The Center for Teaching through Children’s Books achieved its proposal to the Pajeau Foundation: to offer an institute that focuses on Informational Books and Common Core – relevant topics that have become more integrated into today’s youth education. From discovering new ways to build Common Core connections, to tutorials about innovative online text analysis tools, the day was undeniably insightful and inspiring. One attendee commented, “I couldn't have improved [the institute]. I don't think anyone will walk out of here the same person they were when they walked in today.” Indeed, the support, knowledge and enthusiasm from our attendees, speakers, and staff made the day a true success. 

The institute likewise gave us the opportunity to hand out evaluative surveys: to explore ways that we can attract a more diversified audience and to dig deeper into areas of interest for future events. Of those surveyed, our needs assessment revealed that a majority of people would like to see more coursework offered on interpreting the Common Core State Standards, topical nonfiction, and Children’s Literature (specifically Picture Books). Other noteworthy discoveries included a strong desire towards sessions that focus on utilizing international books in the classroom, and digital diversity with children’s books. 

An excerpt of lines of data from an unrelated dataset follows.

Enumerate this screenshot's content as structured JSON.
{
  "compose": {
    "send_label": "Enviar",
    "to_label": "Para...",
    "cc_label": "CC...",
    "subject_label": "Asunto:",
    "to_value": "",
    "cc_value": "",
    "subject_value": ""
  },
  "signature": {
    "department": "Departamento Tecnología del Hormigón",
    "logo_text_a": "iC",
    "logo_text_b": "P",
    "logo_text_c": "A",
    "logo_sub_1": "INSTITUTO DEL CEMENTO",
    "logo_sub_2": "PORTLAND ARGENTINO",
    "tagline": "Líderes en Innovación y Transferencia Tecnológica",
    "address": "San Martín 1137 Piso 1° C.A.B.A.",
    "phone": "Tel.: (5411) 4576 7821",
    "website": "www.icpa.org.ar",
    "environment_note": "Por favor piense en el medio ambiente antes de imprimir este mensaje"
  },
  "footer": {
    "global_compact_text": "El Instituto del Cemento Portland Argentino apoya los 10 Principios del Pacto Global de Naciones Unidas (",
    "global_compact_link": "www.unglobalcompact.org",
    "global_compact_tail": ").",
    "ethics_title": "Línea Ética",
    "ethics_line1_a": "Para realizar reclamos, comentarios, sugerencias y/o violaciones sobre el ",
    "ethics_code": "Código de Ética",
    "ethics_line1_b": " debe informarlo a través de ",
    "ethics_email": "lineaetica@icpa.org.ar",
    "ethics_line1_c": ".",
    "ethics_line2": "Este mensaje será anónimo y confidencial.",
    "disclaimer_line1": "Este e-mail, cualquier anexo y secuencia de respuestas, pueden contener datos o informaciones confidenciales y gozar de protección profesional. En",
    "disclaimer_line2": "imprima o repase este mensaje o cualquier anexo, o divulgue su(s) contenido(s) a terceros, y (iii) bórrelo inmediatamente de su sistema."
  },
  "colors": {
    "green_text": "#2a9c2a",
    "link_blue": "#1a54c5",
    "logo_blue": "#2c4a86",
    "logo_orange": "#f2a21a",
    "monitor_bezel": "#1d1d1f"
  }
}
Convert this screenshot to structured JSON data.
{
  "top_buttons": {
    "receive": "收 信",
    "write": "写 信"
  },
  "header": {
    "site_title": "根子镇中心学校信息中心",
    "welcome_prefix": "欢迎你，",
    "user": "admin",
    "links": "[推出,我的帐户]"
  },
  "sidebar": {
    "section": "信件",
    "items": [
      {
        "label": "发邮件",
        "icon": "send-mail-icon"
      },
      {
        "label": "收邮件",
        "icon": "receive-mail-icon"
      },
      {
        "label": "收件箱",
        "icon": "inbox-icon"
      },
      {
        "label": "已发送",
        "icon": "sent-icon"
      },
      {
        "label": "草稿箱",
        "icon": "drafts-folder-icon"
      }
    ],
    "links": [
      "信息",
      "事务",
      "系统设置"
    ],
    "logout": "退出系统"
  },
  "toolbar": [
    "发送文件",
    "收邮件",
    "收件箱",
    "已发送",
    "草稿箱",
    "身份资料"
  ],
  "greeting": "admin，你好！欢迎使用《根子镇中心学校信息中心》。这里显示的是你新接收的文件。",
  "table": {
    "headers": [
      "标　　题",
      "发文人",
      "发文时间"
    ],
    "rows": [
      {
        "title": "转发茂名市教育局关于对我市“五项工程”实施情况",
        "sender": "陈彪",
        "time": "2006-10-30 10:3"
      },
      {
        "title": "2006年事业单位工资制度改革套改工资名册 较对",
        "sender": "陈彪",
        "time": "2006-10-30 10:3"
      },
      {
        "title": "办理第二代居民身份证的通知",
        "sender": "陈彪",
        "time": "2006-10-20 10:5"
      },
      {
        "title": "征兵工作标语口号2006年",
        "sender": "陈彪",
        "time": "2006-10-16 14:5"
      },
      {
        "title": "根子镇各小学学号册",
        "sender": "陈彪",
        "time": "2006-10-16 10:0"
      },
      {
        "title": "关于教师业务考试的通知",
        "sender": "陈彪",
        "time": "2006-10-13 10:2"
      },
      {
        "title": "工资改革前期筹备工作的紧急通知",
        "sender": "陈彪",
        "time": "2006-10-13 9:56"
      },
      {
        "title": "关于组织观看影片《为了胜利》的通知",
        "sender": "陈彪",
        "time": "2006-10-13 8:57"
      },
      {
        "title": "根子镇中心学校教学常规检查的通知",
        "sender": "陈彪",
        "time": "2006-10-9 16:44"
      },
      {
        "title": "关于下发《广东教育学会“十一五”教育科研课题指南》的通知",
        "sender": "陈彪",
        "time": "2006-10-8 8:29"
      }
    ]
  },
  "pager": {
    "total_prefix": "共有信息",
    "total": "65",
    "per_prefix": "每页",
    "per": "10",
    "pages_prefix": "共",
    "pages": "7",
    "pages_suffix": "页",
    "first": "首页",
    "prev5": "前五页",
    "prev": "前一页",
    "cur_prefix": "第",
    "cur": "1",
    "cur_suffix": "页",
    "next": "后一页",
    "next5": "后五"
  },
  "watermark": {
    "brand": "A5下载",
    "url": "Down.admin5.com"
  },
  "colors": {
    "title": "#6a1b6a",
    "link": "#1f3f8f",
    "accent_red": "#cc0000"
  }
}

The institute and its survey results made CTCB’s collaborative mission, which is our dedication to excellence in teaching with quality literature for children and adolescents, even clearer, as well as its relevance with children’s literacy today.